OK- the pasta depends on the flour you use. Try getting some Semolina flour and make your pasta sheets with that. It’s harder to work by hand, but the end result is much better. You may have to knead it for 10-15 minutes to make it elastic enough to put through the pasta rollers, and don’t forget to let it rest for 15-30 minutes between kneading and rolling.
Hubby also uses vegetable powders to make colored pasta. We currently have beet powder (bright red), tomato powder (orangey) and spinach powder (green). He’s also made black pasta by straining the juice of calamari packed in its own ink, and adding that to the dough. He made a lasagna with beet pasta sheets, white sauce and spinach. Yummy!!!
Excellent - I knew I could count on the Dopers! Sadly, we are restricted a bit because two people are allergic to shellfish and one is allergic to pork. (We won’t even bother trying to accommodate the four year old, she’s so picky, so at least I’ve got that going for me.)
I think we will try boiling briefly - seems like insurance.
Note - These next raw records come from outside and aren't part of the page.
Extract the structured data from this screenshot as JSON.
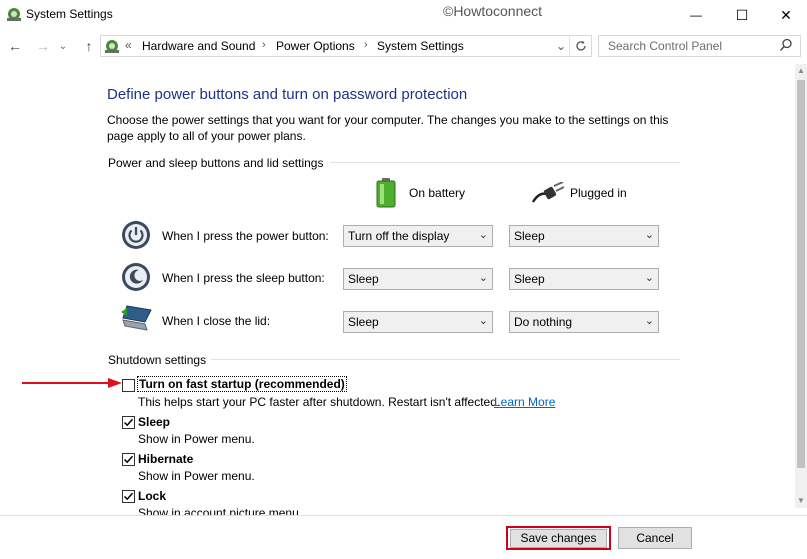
{
  "window": {
    "title": "System Settings",
    "watermark": "©Howtoconnect",
    "minimize": "—",
    "maximize": "☐",
    "close": "✕"
  },
  "nav": {
    "back": "←",
    "forward": "→",
    "recent": "⌄",
    "up": "↑",
    "breadcrumb_prefix": "«",
    "breadcrumbs": [
      "Hardware and Sound",
      "Power Options",
      "System Settings"
    ],
    "separator": "›",
    "dropdown": "⌄",
    "refresh_icon": "refresh-icon"
  },
  "search": {
    "placeholder": "Search Control Panel"
  },
  "page": {
    "title": "Define power buttons and turn on password protection",
    "description": "Choose the power settings that you want for your computer. The changes you make to the settings on this page apply to all of your power plans."
  },
  "power_group": {
    "heading": "Power and sleep buttons and lid settings",
    "col_battery": "On battery",
    "col_plugged": "Plugged in",
    "rows": [
      {
        "label": "When I press the power button:",
        "battery": "Turn off the display",
        "plugged": "Sleep",
        "icon": "power-button-icon"
      },
      {
        "label": "When I press the sleep button:",
        "battery": "Sleep",
        "plugged": "Sleep",
        "icon": "sleep-button-icon"
      },
      {
        "label": "When I close the lid:",
        "battery": "Sleep",
        "plugged": "Do nothing",
        "icon": "laptop-lid-icon"
      }
    ]
  },
  "shutdown_group": {
    "heading": "Shutdown settings",
    "options": [
      {
        "title": "Turn on fast startup (recommended)",
        "desc": "This helps start your PC faster after shutdown. Restart isn't affected.",
        "link": "Learn More",
        "checked": false
      },
      {
        "title": "Sleep",
        "desc": "Show in Power menu.",
        "checked": true
      },
      {
        "title": "Hibernate",
        "desc": "Show in Power menu.",
        "checked": true
      },
      {
        "title": "Lock",
        "desc": "Show in account picture menu.",
        "checked": true
      }
    ]
  },
  "footer": {
    "save": "Save changes",
    "cancel": "Cancel"
  },
  "colors": {
    "title_blue": "#1e3287",
    "link_blue": "#0066cc",
    "highlight_red": "#d0001a"
  }
}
I’m tempted to try free-form lasagne (that way we could even do different sauces and fillings), but it is awfully tempting to have a big casserole to pop in the oven, with little near-dinner prep work.
I think bolognese would be great (we just had fresh fettucine with meat sauce tonight, yum), but besciamela sounds good too - I think either we’ll have to do the combo like pulykamell describes, or do the free form and try one of each, plus maybe a pesto thing with the ricotta.
I will let you know what our test run turns out, and how Xmas dinner goes.
I use beef. I originally got the recipe from a Saveur Magazine from either 1999 or 2000. It was an article on these two old Italian ladies in Bologna and their lasagna, and the article inspired me to get off my butt and try to make lasagna completely from scratch. I was glad I did.
WARNING:PDF FILE. Wow. Looks like the recipe is online. It starts at “Pasta Verde.” The main difference is I use pancetta instead of prosciutto in the bolognese, and I discovered that pre-boiling the sheets doesn’t seem to make a difference to the dish, but perhaps I should try them side by side.